Daily Update 4.5
Week 8: Module 4: Date 3/19/13
What is more important than food to the body? Well, at least AS important? SLEEP!!! As you probably already know the crew is rowing 24 hours a day, in shifts of one, two and four hours. This leaves a schedule of sleep that leaves just one four hour block a day for uninterrupted sleep. This is very different than what most of us are accustomed to. Most of us sleep at night for around 8 hours and if we are lucky wake up feeling rested. Sleep is a highly studied subject although still not fully understood.
Sleep consists of five stages, 1-4 and REM (Rapid Eye Movement). This is an example of a typical night sleep for an average adult.

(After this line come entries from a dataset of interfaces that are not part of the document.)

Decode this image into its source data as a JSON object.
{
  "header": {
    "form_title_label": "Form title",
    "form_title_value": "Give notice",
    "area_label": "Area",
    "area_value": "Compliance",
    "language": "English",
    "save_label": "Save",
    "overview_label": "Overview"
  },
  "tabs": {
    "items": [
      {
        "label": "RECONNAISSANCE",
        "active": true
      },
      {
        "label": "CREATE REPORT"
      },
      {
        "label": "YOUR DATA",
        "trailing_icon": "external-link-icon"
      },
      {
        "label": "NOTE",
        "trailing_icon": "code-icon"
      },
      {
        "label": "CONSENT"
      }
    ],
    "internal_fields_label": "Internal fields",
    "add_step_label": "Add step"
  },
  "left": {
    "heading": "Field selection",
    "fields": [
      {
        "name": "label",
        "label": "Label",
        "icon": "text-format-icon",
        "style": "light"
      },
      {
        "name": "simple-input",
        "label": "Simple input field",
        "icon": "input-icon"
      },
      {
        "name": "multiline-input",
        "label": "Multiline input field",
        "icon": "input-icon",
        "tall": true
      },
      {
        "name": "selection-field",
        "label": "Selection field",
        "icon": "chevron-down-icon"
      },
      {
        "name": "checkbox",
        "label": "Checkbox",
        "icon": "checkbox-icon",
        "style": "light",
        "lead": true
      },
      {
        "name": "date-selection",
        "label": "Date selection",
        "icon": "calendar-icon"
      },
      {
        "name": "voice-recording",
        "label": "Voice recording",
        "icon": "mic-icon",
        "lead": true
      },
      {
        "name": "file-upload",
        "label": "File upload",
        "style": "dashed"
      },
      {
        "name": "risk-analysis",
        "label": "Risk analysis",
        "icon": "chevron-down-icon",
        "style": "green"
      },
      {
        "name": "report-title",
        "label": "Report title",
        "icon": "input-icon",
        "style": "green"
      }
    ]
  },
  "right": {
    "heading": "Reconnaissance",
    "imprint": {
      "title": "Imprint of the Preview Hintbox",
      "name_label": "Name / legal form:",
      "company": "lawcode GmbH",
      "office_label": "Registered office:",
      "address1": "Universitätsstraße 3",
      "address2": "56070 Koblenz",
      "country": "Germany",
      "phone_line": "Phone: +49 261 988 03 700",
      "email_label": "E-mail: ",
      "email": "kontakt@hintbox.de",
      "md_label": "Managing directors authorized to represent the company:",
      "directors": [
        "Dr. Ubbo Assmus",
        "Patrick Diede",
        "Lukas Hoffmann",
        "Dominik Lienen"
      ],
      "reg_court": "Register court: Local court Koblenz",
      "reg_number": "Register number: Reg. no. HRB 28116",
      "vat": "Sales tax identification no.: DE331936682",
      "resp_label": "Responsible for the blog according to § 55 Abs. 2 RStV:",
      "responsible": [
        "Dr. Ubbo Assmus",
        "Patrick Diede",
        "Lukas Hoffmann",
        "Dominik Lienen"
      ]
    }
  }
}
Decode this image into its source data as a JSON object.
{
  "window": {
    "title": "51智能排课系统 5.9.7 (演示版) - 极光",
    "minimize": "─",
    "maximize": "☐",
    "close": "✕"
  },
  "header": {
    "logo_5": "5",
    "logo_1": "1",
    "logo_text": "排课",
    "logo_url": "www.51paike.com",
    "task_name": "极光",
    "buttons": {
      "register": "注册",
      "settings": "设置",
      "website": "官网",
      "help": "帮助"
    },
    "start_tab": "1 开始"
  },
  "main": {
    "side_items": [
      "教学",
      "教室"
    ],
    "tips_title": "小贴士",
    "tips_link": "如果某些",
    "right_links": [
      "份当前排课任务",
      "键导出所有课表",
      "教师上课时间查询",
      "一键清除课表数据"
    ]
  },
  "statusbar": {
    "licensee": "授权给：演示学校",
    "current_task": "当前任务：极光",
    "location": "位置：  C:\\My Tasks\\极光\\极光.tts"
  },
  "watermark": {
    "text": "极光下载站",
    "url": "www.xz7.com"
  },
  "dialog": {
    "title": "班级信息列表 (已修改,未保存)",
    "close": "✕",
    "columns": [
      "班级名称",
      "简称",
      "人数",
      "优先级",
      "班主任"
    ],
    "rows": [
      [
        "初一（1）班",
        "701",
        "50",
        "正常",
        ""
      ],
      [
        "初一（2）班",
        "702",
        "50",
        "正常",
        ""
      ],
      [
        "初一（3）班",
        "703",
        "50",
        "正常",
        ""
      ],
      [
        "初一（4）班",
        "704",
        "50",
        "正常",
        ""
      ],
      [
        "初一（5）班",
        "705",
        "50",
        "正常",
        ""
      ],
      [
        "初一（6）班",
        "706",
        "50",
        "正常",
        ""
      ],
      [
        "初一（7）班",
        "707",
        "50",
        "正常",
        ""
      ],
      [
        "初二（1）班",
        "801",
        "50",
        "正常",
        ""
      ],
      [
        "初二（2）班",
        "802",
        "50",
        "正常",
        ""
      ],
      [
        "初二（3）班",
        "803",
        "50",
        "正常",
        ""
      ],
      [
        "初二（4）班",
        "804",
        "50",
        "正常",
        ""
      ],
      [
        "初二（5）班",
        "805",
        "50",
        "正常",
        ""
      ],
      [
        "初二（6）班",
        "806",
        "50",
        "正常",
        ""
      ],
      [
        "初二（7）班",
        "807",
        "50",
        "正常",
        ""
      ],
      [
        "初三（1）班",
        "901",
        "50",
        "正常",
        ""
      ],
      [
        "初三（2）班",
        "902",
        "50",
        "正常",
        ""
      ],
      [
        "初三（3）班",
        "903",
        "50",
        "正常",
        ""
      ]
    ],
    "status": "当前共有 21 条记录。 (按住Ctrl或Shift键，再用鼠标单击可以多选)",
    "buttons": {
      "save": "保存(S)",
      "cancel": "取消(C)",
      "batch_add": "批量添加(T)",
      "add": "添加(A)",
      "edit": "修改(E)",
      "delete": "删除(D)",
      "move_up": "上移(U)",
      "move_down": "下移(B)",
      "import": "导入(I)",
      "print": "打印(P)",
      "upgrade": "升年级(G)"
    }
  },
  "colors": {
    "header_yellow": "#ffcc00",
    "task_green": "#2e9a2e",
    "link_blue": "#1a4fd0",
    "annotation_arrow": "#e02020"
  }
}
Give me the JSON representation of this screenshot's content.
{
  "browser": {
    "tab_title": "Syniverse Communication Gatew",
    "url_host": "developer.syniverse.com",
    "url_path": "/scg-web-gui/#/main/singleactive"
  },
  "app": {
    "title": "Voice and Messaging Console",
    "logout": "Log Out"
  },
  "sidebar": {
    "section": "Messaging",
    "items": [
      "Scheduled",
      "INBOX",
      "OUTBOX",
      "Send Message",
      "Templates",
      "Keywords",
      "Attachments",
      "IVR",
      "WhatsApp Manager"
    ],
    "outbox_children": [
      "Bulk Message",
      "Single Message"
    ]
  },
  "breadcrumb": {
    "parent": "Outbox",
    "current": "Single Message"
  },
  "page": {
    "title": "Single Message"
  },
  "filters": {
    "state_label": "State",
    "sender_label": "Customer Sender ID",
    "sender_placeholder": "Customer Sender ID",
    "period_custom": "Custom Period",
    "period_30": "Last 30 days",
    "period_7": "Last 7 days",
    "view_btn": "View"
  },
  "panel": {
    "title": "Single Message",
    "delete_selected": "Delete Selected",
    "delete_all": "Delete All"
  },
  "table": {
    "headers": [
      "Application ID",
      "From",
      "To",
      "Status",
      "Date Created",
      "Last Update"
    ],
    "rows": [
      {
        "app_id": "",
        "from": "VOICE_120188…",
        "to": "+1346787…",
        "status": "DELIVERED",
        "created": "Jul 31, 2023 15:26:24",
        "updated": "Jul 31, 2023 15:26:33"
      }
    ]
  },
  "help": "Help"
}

Stage 1 sleep is a very light sleep, from which we can be awakened easily. During this stage people often experience sudden muscle contractions, which are often preceded by the feeling of falling. In stage 2 our eye movement stops and our brain waves slow. In stage 3 extremely slow brain waves occur, intermingled with occasional smaller faster waves. Stage 4 consists almost entirely of slow waves and together with stage 3, this is called deep sleep. It is difficult to wake someone from this deep sleep. During these stages there is no muscle or eye movement. When you are woken from this stage you often feel groggy or disoriented. The final stage, REM, is characterized by rapid jerky eye movements in all directions. Our limbs become paralyzed, breathing is more rapid, irregular and shallow, our heart rate increases as does our blood pressure. It is during this stage that we have dreams.
While many scientists have different ideas about these stages including REM most agree that going through all of these stages is an important part of sleep.
If you look back to the graph of the sleep cycles you can see that during an average night’s sleep you will go through 4-5 cycles. The later stages of sleep consist of mainly stage 2 and REM. Again, while the significance of this is yet to be fully understood, the importance is not. Tomorrow we will look at circadian rhythms and how they influence sleep.